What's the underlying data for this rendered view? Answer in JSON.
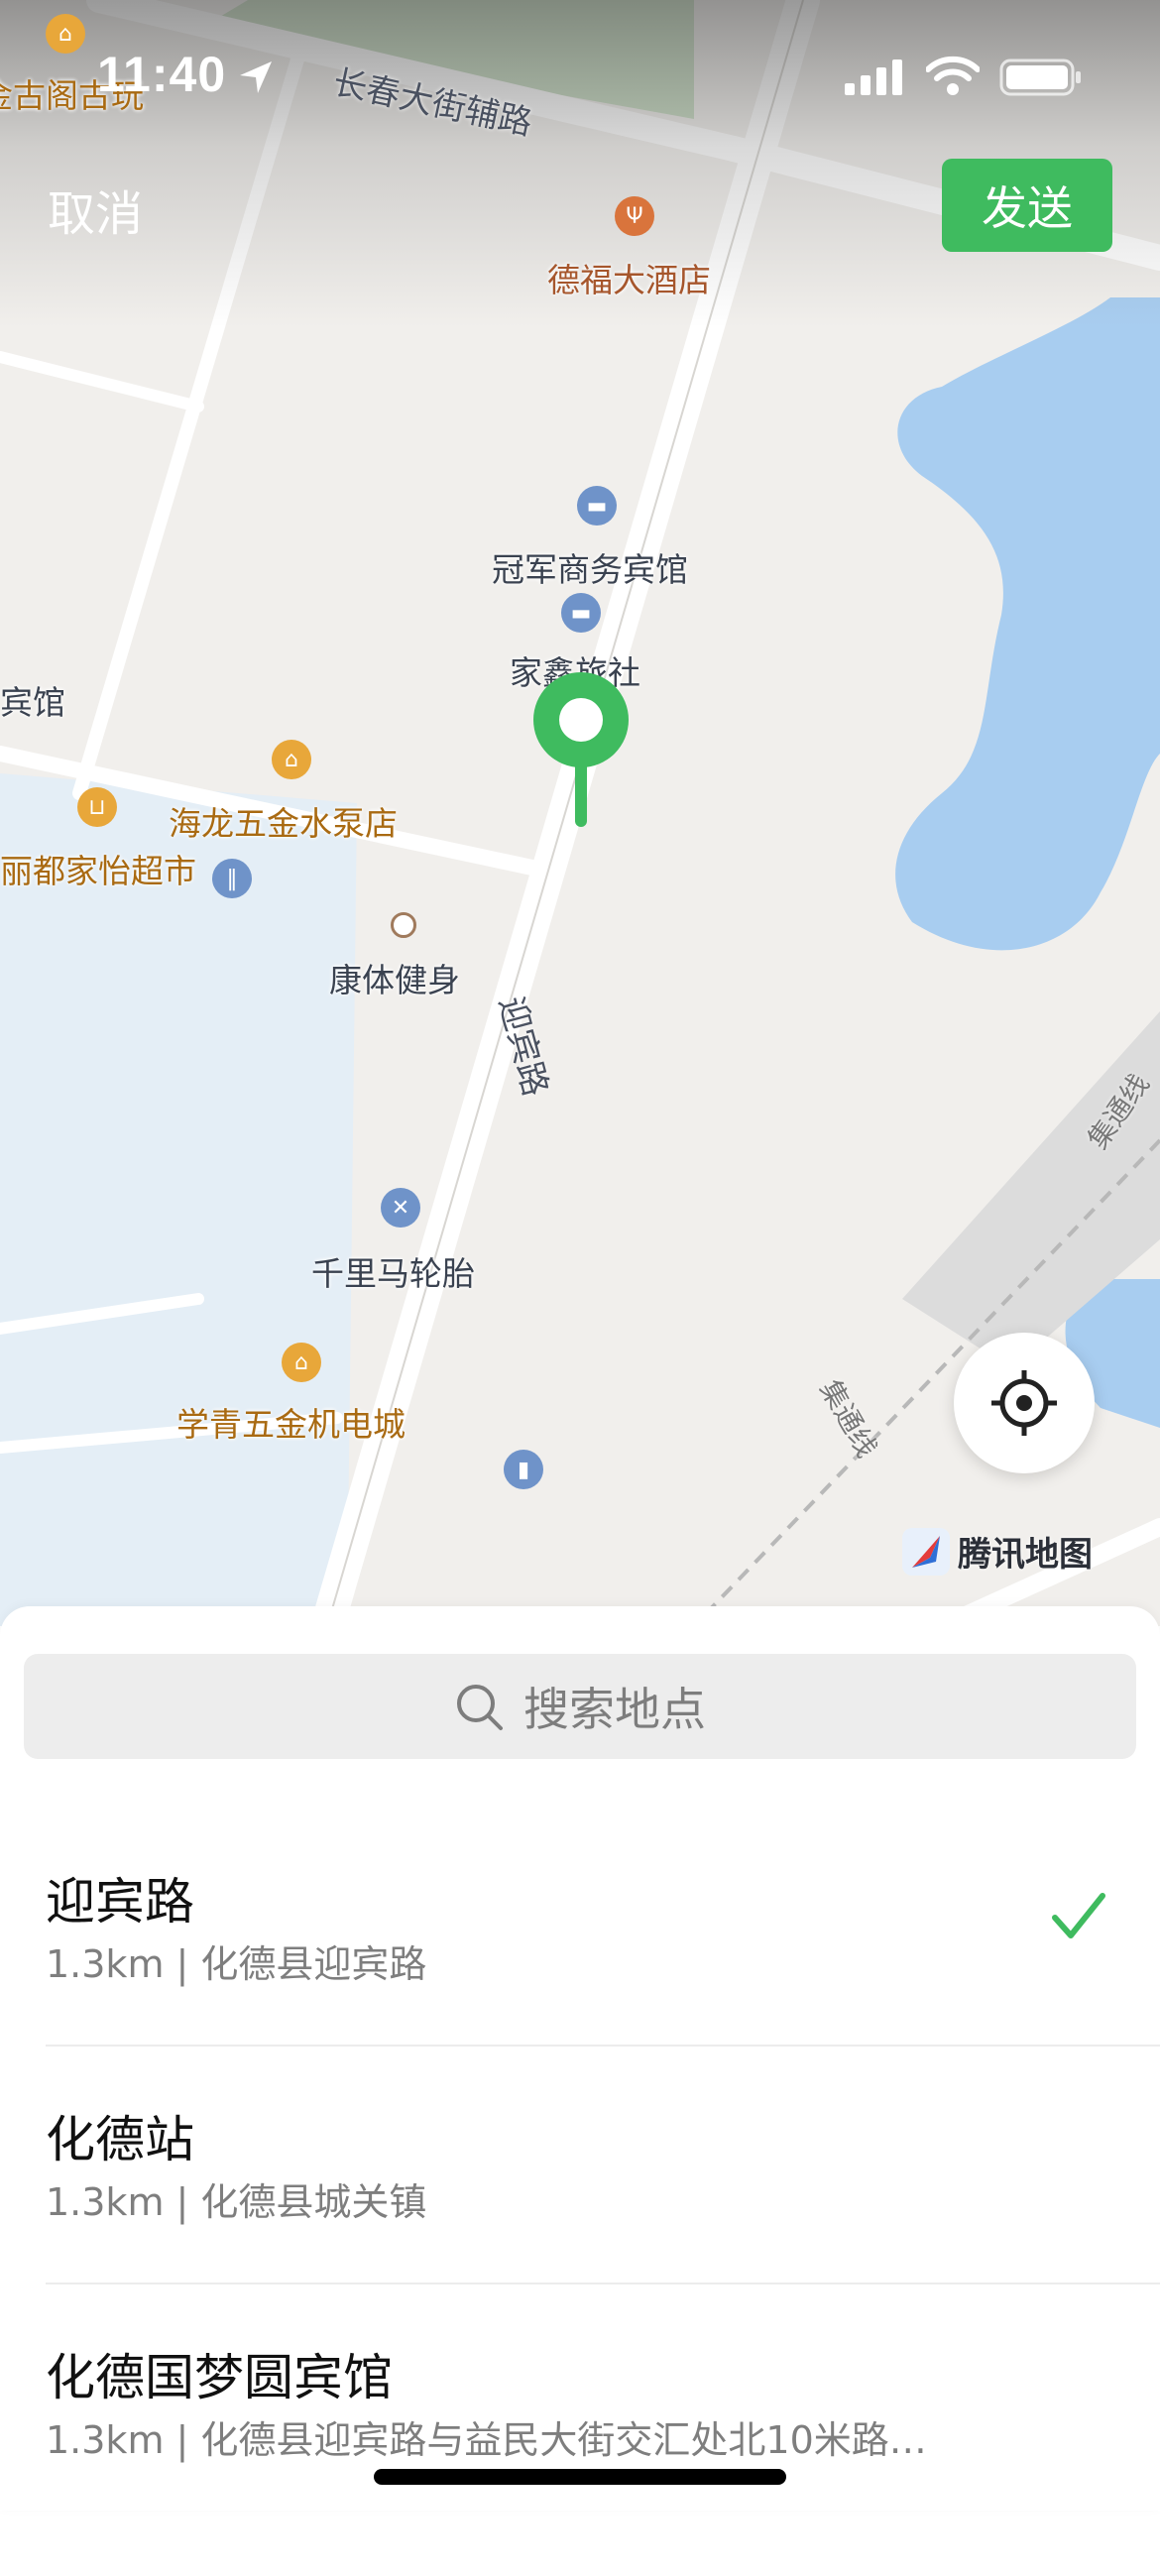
{
  "status_bar": {
    "time": "11:40",
    "icons": [
      "location-arrow-icon",
      "signal-icon",
      "wifi-icon",
      "battery-icon"
    ]
  },
  "header": {
    "cancel_label": "取消",
    "send_label": "发送",
    "send_color": "#3fbb5f"
  },
  "map": {
    "roads": [
      "长春大街辅路",
      "迎宾路",
      "集通线",
      "集通线"
    ],
    "pois": [
      {
        "name": "金古阁古玩",
        "icon": "shop-icon"
      },
      {
        "name": "德福大酒店",
        "icon": "restaurant-icon"
      },
      {
        "name": "冠军商务宾馆",
        "icon": "hotel-icon"
      },
      {
        "name": "家鑫旅社",
        "icon": "hotel-icon"
      },
      {
        "name": "宾馆",
        "icon": ""
      },
      {
        "name": "海龙五金水泵店",
        "icon": "shop-icon"
      },
      {
        "name": "丽都家怡超市",
        "icon": "cart-icon"
      },
      {
        "name": "康体健身",
        "icon": "dot-icon"
      },
      {
        "name": "千里马轮胎",
        "icon": "repair-icon"
      },
      {
        "name": "学青五金机电城",
        "icon": "shop-icon"
      }
    ],
    "provider": "腾讯地图",
    "pin_color": "#3fbb5f",
    "water_color": "#a8cdf0"
  },
  "search": {
    "placeholder": "搜索地点"
  },
  "results": [
    {
      "title": "迎宾路",
      "subtitle": "1.3km | 化德县迎宾路",
      "selected": true
    },
    {
      "title": "化德站",
      "subtitle": "1.3km | 化德县城关镇",
      "selected": false
    },
    {
      "title": "化德国梦圆宾馆",
      "subtitle": "1.3km | 化德县迎宾路与益民大街交汇处北10米路…",
      "selected": false
    }
  ]
}
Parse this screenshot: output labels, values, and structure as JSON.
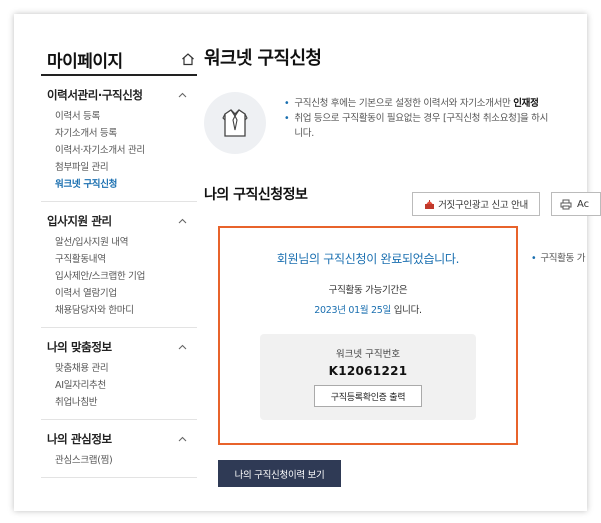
{
  "sidebar": {
    "title": "마이페이지",
    "groups": [
      {
        "title": "이력서관리·구직신청",
        "items": [
          "이력서 등록",
          "자기소개서 등록",
          "이력서·자기소개서 관리",
          "첨부파일 관리",
          "워크넷 구직신청"
        ]
      },
      {
        "title": "입사지원 관리",
        "items": [
          "알선/입사지원 내역",
          "구직활동내역",
          "입사제안/스크랩한 기업",
          "이력서 열람기업",
          "채용담당자와 한마디"
        ]
      },
      {
        "title": "나의 맞춤정보",
        "items": [
          "맞춤채용 관리",
          "AI일자리추천",
          "취업나침반"
        ]
      },
      {
        "title": "나의 관심정보",
        "items": [
          "관심스크랩(찜)"
        ]
      }
    ],
    "active_item": "워크넷 구직신청"
  },
  "main": {
    "title": "워크넷 구직신청",
    "notice": {
      "line1_prefix": "구직신청 후에는 기본으로 설정한 이력서와 자기소개서만 ",
      "line1_bold": "인재정",
      "line2": "취업 등으로 구직활동이 필요없는 경우 [구직신청 취소요청]을 하시",
      "line3": "니다."
    },
    "section_title": "나의 구직신청정보",
    "report_button": "거짓구인광고 신고 안내",
    "print_button": "Ac",
    "result": {
      "headline": "회원님의 구직신청이 완료되었습니다.",
      "period_label": "구직활동 가능기간은",
      "period_date": "2023년 01월 25일",
      "period_suffix": " 입니다.",
      "id_label": "워크넷 구직번호",
      "id_value": "K12061221",
      "cert_button": "구직등록확인증 출력"
    },
    "side_note": "구직활동 가",
    "history_button": "나의 구직신청이력 보기"
  },
  "colors": {
    "accent": "#1a6fb0",
    "highlight_border": "#e8632b",
    "dark_button": "#2f3a55"
  },
  "icons": [
    "home-icon",
    "chevron-up-icon",
    "shirt-tie-icon",
    "report-icon",
    "printer-icon"
  ]
}
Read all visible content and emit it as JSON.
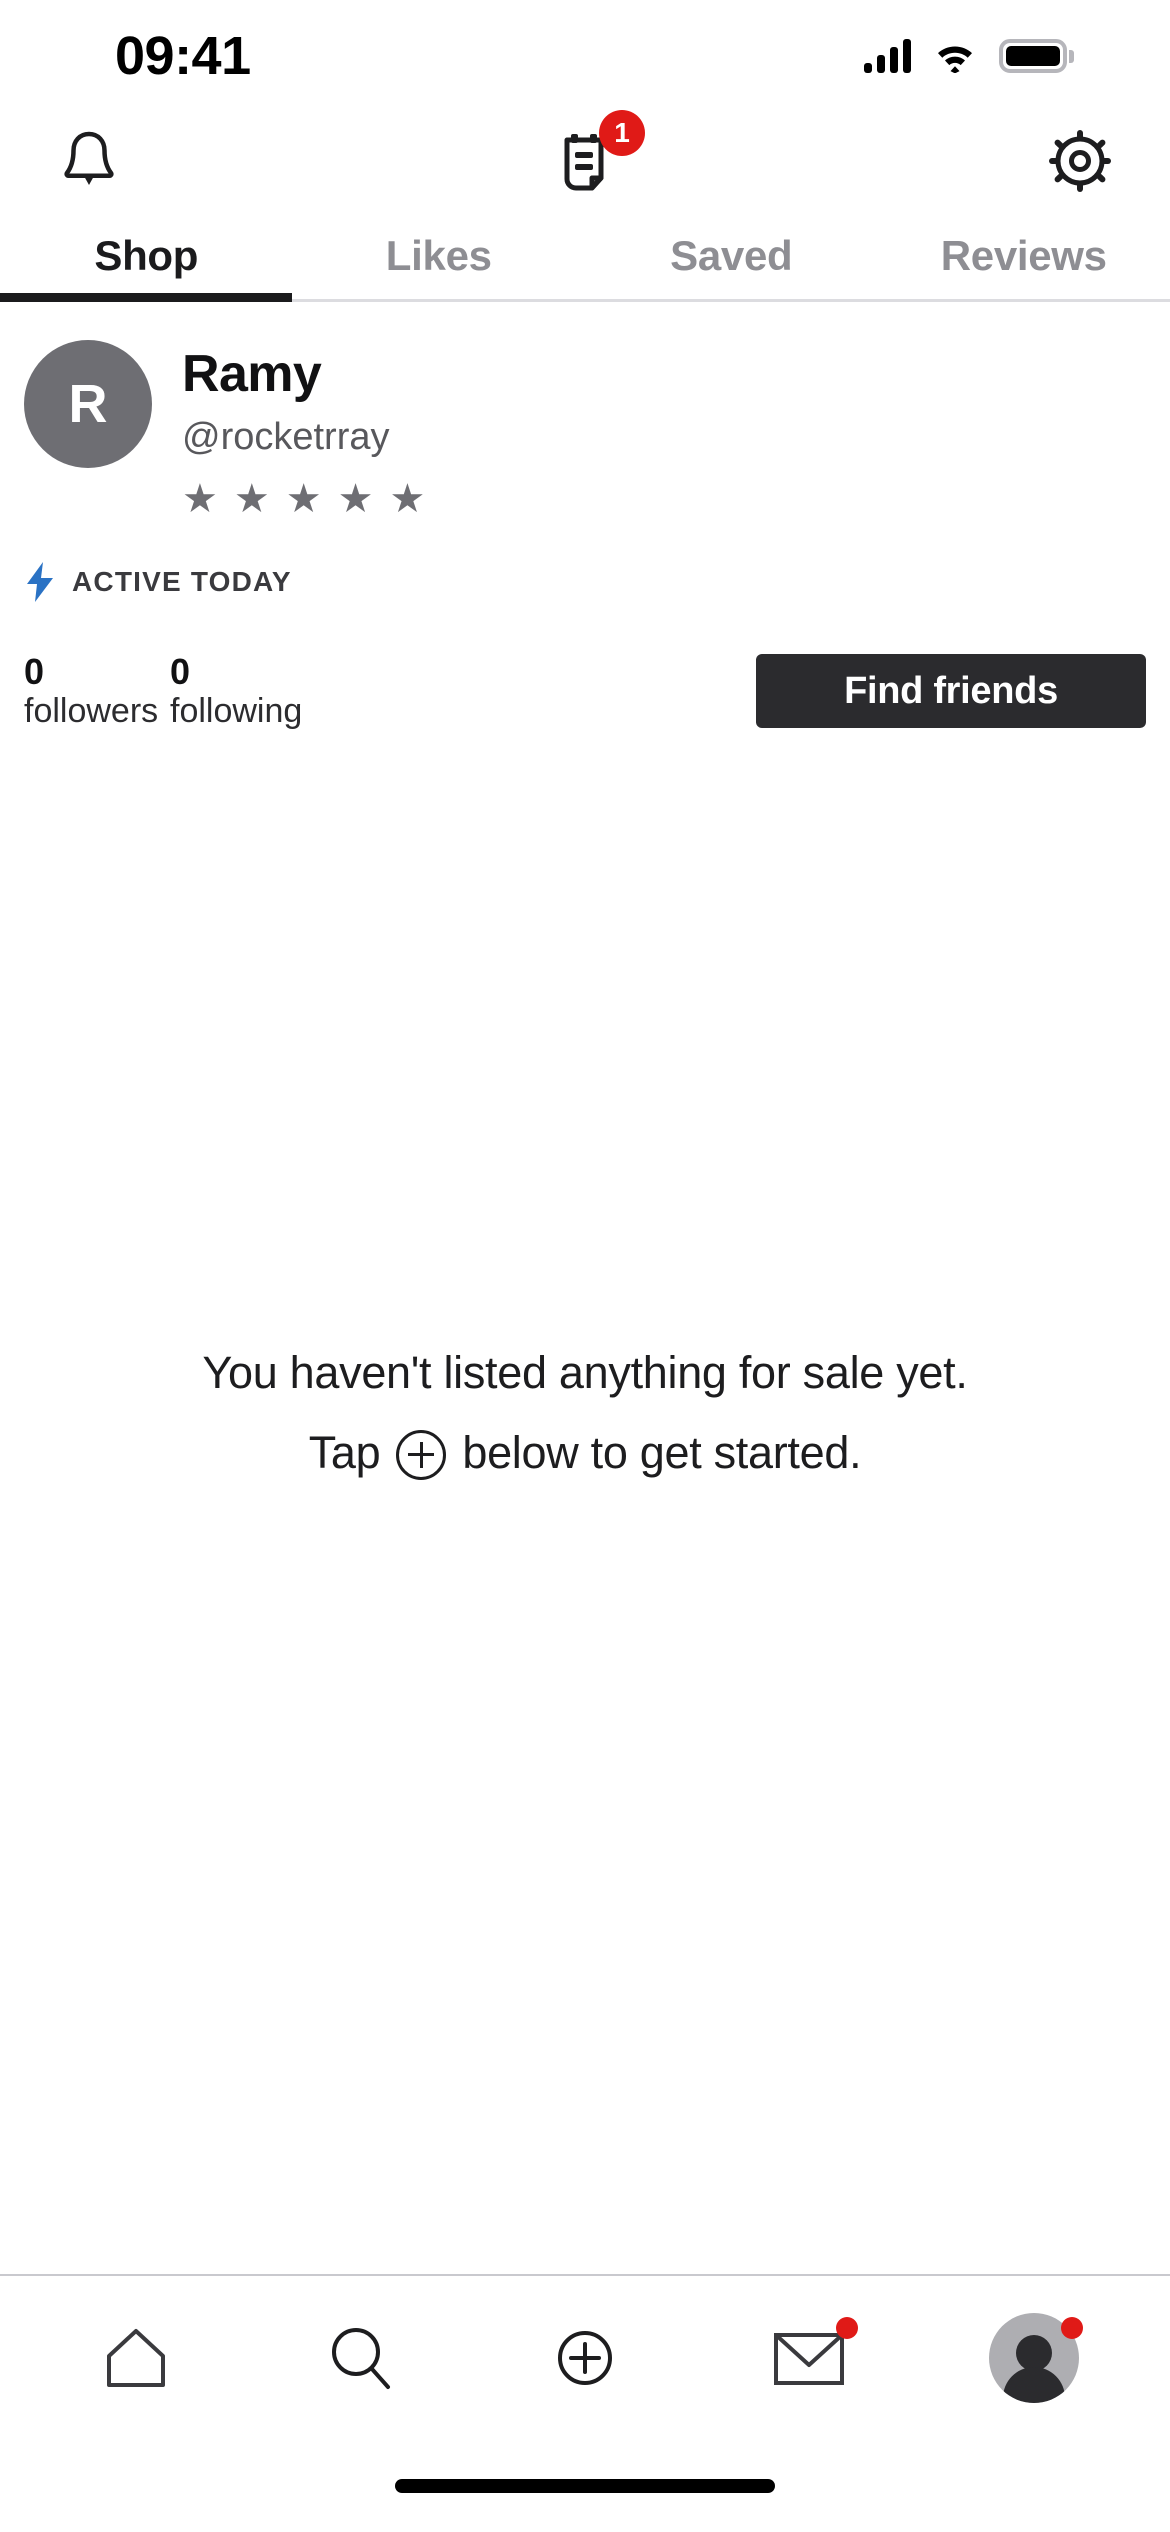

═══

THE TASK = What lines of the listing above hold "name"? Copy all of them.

SOLUTION TO THIS EXERCISE =
        "name": "金古阁古玩",
        "name": "德福大酒店",
        "name": "冠军商务宾馆",
        "name": "家鑫旅社",
        "name": "宾馆",
        "name": "海龙五金水泵店",
        "name": "丽都家怡超市",
        "name": "康体健身",
        "name": "千里马轮胎",
        "name": "学青五金机电城",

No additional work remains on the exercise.